Derrida’s thinking is almost completely parasitic. He thinks by working his way into texts. It is parasitic in that he gets inside these argument structures and tries to reveal something fundamental about them. In order to do this, he works closely through the logic or the language of another philosopher. He is trying to expose a differential play of force at work in the constitutions of the various binary oppositions that govern Western thought.
The first is that he reads through a text, exploring the surface argument that the author wants to push, which is called “authorial intent.” Derrida provides pretty conservative readings in this first step. The first reading exposes the privileging of the primary term, for example soul over body, or soul/body.
This brings us to the second phase – the phase of inversion. He will push that logic of that term up to its absolute limit to the point where that primary term gives way to the secondary term. He tries to show how it bleeds into that secondary term. If that supplementary term is required in order to think about the primary term, that can only be because the primary term was never fully able to do what it needed to do in the first place. There is an essential lack in the primary term to being with. It cannot stand on its own. It suffers from an essential deficiency. The primary term is not, after all, primary. This shows, in some cases, the privileging of the secondary term. Derrida is providing a reading that subverts the first reading.
In the third phase, he wants to mark the differential structure that makes both terms possible. So, if the opposition is invertible, and if each term to ultimately give way to its other, then what is being isolated is the “/” in the binary. The terms are always subject to the passage to the other. By demonstrating that differential structure, which he calls différance, he hoped to be able to release alternative ways of thinking and living, alternative ethical practice and so forth.
What do you think Derrida would be most curious about today?
He would be very interested in ISIS. Derrida died in 2004, after September 11, 2001, and he foreshadowed calamities to come. In later works, he writes almost exclusively about real-world problems and also the topic of apocalypse, the sense of annihilation for the sake of annihilation. I think he would have a tremendous amount to say about how the forces of globalization have helped foment the forces of ISIS.
The other thing I think he would be very interested in is the Syrian refugee crisis.

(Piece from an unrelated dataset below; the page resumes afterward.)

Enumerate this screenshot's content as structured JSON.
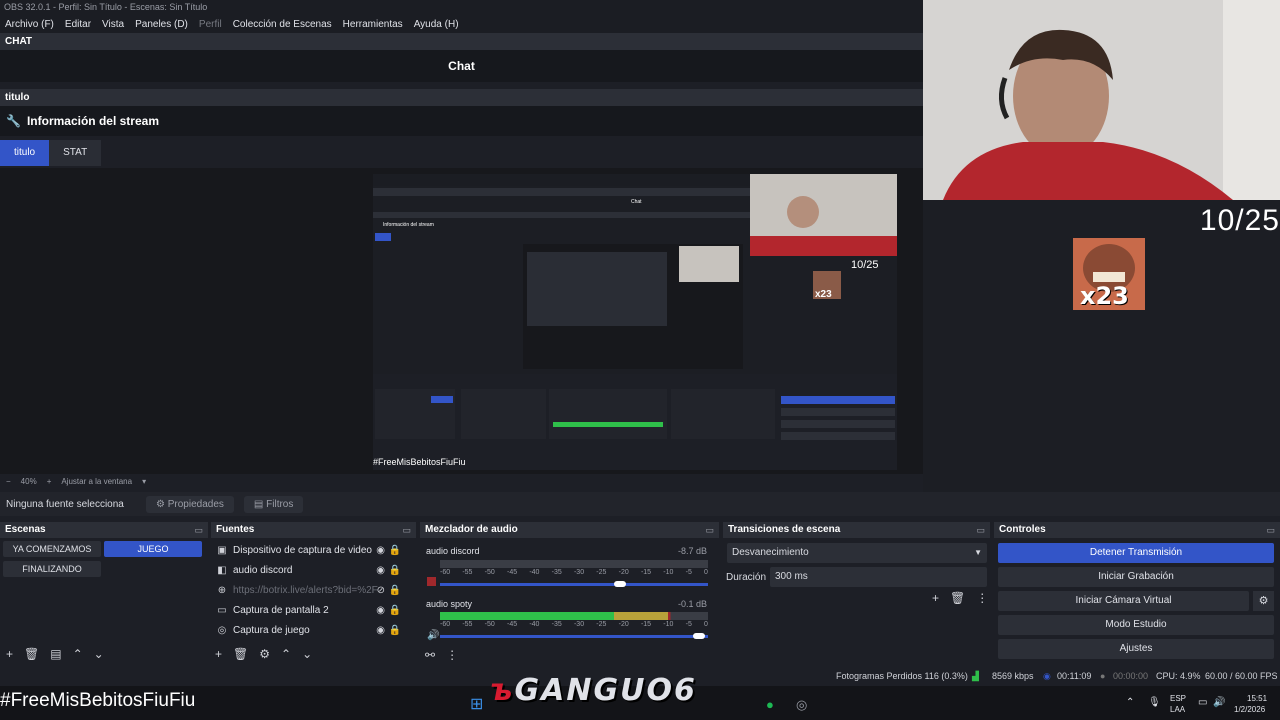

In many of his later essays, Derrida focused on the concept of “hospitality.” I think he would be interested in looking at the contrast between the professed values of many Western nation-states and the ways in which they are dealing with the Syrian refugee crisis.